The only remaining detailed photograph of the magnificent Crown of St. Christian.
Legend has it that in the year 1456AD the then Duke of Stirling, Prince Christian of Scotney, who was the heir to the throne of Scotney lost his way while horse riding alone in the dense Veiled Forest near the northern hunting lodge of his father the King. The Prince was in repose after being virtually exiled by his geriatric father who despised him for disagreeing with his expansionist campaigns into neighbouring lands. After hours of searching for the edge of the forest the Prince came upon a clearing with a large rose bush in bloom at its centre. His eye was immediately caught by a bright scintillation coming from the bush. Thinking his fatigue was getting the better of his senses he decided to investigate. He dismounted and as he approached noticed to his astonishment, a gem encrusted crown entangled in the thorny branches. With a calm breeze stroking his cloak the Prince, now entirely distracted from his own dilemma, reached for the crown but gashed his hand on the thorns resulting in a drop of blood falling at the base of the bush.
Unexpectedly a voice greeted the Prince from behind and as he turned nursing his hand, he saw what seemed to be a very old hooded man leaning on a gnarled walking stick. "Forgive me sir" the Prince exclaimed. "No need young man, may I help you?" came the reply. The Prince relinquished his hand to the old man who breathed on it leading to its total healing. Shocked, the Prince recoiled only to hear something thudding to the ground at his heel. The crown rolled and touched his feet as he looked down at it. Dazed, the Prince looked back at a now vanished old man while the wind seemed to breathe the words: "...a treasure lost, is a treasure found..."
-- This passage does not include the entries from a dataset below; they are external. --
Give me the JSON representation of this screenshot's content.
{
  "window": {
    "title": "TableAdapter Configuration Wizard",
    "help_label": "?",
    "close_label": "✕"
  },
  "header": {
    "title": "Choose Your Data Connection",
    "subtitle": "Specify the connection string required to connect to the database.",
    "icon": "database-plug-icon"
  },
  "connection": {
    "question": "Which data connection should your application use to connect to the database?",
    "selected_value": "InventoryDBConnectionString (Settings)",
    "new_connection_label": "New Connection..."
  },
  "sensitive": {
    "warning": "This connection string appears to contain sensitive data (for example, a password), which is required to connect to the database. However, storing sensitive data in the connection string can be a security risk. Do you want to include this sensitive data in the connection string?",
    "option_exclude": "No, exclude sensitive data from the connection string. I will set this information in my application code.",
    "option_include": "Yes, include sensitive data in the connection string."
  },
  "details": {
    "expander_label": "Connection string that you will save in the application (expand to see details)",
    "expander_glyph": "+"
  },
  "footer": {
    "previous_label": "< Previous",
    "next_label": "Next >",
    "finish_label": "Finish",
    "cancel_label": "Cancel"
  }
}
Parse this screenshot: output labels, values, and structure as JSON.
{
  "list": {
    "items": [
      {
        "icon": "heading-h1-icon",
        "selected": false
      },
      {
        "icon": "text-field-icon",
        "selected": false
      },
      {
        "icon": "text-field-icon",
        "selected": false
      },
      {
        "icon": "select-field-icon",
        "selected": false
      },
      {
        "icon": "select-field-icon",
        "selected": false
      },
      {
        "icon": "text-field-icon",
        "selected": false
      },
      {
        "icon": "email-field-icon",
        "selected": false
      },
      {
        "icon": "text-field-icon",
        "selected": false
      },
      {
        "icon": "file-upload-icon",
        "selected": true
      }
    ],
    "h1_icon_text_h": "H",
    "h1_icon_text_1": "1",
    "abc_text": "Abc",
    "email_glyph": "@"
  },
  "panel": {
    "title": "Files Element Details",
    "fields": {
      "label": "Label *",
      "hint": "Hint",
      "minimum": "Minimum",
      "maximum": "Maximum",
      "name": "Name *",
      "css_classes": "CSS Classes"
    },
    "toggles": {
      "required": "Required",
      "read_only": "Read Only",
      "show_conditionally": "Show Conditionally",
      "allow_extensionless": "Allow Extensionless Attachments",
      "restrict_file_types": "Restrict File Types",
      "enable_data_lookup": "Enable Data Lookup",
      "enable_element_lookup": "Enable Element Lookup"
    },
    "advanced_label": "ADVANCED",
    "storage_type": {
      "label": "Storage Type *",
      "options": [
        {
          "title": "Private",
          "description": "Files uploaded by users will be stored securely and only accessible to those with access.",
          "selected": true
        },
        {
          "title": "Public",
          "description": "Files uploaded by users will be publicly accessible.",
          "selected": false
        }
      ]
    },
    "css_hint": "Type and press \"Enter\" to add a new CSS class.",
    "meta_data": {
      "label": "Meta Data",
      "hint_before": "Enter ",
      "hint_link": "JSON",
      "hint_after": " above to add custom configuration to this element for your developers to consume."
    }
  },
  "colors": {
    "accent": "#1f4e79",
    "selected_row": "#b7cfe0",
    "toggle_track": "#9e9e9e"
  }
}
Hours passed but the Prince with new vigour found his way and arrived back at the hunting lodge later that evening with the crown in his buffle bag. He was however greeted by acclamations while receiving the news that his tyrannical father had passed and that he was the new King of Scotney. That night, the new King dreamt of an ancient battle that he was told about in his tutoring on history as a child. The Battle of the Veil was fought near the very forest where he became lost and the then King was defeated, losing his crown to what was said to be a demonic force come to judge him for his crimes. In his dream he saw the devil cursing the land until someone worthy sat on the throne with the words: "The crown earned with blood will never take blood." and so he woke with a cold sweat streaming down his face. The King fasted for a week while roaming the forest searching for the old man. All he was said to have ever found was his own shadow and his reflection in a pond whereupon he realised that his life was his own responsibility. He vowed to serve God and his people at the cost of his life and never to put wealth and prestige before his people. He was crowned with the Rosebush Crown that was then named the Crown of Christian the Great after his death and became known as the Crown of St Christian after his canonisation in 1966. In his lifetime, King Christian established what to this day is regarded as the full exstent of Scotney territory. Scotney never had to defend its borders against attack and never declared war during his reign. It is said that peace and prosperity never abounded to such an extent since.
The Coronation photo of Queen Crystobel I, the mother of Empress Crystobel, was crowned with the Crown of St. Christian like every monarch before her since the tradition began in 1456.
Scotney merged with the Kingdom of Britania in a single Empire in 1993 and the Crown was displayed along with the regalia of Britania and the new Imperial Crowns in the Imperial Capital. However the Revolution of 1996 saw the destruction of much of the Royal historic pieces and it is presumed destroyed today. It is almost poetic that the Crown which is surrounded by so much historic symbolism and legends speaking of kingly principles is now, in line with its epithet, lost.
"...a treasure lost, is a treasure found..." The old makes way for the new and one generation gives way to the next. This almost prophetic statement began what we know as the Kingdom of Scotney's prosperous establishment and resounded in its fall. It might be spoken again somewhere in the furure. We can but wait and see.